Impact on Reading and Literacy

Two conditions found essential for creating a reader

Two conditions found essential for creating a reader are (1) an early environment that offers literary experience, that is, a print-filled environment (books, magazines, newspapers, etc.), and adults reading these materials, and (2) a caring adult to introduce the child to literary pleasure. The public library meets both requirements

Librarians Can Help Parents and Caregivers

Librarians can help parents and caregivers by making available quality books on parenting and appropriate children’s literature, such as lullaby and song books, Mother Goose rhymes, and books showing objects, patterns, and other stimuli. Librarians can also encourage parents and caregivers to talk, sing, and read to their infants.

Public library programs offer wonderful opportunities for promoting school-readiness skills in children

Public library programs offer wonderful opportunities for promoting school-readiness skills in children and creating positive associations with books while showing parents how important these skills are and how to reinforce them at home.

Parents are given books to read aloud to their children

In family programs at some public libraries, parents are given books to read aloud to their children during the actual sessions. Peer pressure and gentle librarian encouragement inspires them to share the book with their child, even if it is not something that they routinely do at home. However, the hope is that after doing it week after week at the public library, they will grow accustomed to book-sharing behavior and begin reading aloud to their child at home also. Some libraries allow the parents to keep the books, increasing the likelihood that they will continue reading aloud to their child at home.

Children should be ready for school and public libraries may play a vital role in this process

The [author’s] study took place in a Midwestern county with a population of approximately 120.000… Poverty level of the county was 12% and this level even goes higher for under the age of 18 year old children, 14.1%. Approximately 15.000 children were enrolled in K-12 schools in 1999. 30% of these children were eligible for free or reduced fee lunch program (CAPE,2007). These data show that, at-risk children’s number is high enough not to be ignored.
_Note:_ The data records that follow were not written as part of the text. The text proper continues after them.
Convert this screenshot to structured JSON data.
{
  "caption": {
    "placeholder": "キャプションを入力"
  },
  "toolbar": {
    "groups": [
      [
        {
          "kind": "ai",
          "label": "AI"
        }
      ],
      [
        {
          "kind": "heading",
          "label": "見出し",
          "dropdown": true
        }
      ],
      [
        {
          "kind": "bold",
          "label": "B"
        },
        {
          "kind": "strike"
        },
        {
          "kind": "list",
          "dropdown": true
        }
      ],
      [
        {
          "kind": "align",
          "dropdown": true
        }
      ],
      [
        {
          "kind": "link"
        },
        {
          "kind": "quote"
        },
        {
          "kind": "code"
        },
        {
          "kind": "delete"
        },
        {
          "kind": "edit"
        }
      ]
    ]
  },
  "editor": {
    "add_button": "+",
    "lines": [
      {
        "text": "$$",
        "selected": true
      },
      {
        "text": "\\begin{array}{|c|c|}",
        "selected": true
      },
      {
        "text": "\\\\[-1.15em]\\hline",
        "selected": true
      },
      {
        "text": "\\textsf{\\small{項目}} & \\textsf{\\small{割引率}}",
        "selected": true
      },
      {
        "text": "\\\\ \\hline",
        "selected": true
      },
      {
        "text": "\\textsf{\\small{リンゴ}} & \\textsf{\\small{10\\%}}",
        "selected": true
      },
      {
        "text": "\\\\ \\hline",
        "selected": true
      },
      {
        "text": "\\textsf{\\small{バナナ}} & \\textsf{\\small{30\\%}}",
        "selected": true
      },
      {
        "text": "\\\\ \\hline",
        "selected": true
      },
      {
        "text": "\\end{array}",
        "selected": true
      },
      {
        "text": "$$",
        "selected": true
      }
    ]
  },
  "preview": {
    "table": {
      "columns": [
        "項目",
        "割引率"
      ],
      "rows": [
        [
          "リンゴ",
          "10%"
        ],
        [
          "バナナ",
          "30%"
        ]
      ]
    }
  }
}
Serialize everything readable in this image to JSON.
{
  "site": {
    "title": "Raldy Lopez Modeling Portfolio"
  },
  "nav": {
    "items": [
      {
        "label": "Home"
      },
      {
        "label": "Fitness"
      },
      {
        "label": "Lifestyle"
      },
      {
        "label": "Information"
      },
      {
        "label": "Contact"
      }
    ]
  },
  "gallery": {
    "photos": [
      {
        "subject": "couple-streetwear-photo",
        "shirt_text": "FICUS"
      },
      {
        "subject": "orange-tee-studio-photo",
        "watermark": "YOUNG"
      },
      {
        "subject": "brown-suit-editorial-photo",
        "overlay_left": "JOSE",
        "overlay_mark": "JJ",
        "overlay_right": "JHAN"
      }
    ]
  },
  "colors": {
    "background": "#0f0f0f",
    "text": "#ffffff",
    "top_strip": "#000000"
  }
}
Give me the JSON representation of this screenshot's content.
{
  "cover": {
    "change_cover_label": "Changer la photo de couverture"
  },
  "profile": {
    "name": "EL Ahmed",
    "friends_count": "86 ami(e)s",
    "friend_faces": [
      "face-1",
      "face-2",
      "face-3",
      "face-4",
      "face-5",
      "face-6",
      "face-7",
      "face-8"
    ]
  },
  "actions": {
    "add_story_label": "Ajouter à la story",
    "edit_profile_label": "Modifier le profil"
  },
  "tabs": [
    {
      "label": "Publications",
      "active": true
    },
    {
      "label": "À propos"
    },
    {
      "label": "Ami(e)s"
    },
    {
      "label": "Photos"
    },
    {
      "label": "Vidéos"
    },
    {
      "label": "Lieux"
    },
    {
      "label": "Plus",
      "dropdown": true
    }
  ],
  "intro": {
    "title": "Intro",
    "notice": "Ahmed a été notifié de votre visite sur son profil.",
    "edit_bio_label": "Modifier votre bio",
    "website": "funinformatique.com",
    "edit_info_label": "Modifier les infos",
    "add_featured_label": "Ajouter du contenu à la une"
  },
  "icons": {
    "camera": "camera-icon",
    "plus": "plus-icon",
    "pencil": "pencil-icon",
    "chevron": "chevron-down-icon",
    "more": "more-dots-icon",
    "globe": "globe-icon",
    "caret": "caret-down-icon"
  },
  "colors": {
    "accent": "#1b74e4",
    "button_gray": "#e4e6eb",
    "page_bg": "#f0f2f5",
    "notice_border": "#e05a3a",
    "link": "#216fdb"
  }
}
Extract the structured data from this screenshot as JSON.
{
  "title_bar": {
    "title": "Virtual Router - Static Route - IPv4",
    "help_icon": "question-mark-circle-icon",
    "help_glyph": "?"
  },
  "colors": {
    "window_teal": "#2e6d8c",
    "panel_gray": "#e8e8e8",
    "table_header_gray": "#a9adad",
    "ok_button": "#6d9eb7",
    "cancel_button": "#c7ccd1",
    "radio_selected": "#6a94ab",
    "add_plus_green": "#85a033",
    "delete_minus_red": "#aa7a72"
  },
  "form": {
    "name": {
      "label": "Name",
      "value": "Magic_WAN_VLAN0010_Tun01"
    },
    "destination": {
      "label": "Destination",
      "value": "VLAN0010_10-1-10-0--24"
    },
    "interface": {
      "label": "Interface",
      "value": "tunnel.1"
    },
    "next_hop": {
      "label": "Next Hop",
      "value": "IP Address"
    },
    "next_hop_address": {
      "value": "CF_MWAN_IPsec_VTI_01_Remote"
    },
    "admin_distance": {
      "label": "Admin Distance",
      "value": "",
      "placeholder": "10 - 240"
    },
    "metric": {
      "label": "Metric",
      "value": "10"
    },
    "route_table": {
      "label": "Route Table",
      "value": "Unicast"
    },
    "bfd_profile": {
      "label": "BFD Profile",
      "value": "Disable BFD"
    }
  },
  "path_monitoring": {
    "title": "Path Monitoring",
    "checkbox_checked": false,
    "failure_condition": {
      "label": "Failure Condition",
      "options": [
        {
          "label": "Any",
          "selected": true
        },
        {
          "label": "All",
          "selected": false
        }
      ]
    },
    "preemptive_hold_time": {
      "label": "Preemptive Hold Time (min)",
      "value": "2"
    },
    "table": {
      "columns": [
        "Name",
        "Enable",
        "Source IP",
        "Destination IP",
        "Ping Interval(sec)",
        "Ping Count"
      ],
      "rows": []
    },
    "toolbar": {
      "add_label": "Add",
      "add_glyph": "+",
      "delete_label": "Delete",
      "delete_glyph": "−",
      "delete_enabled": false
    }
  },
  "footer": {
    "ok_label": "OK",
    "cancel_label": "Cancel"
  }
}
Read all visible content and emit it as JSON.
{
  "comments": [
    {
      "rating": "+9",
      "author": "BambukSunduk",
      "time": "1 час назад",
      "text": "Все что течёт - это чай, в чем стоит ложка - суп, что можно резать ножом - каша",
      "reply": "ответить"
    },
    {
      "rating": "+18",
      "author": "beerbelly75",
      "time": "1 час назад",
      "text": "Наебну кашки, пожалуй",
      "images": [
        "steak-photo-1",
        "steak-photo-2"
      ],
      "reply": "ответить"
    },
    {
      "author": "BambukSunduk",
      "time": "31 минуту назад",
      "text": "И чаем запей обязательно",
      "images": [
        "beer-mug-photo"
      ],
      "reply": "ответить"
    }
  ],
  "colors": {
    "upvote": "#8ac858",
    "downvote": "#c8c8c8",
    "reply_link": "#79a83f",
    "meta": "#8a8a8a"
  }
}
These children should be ready for school and public libraries may play a vital role in this process.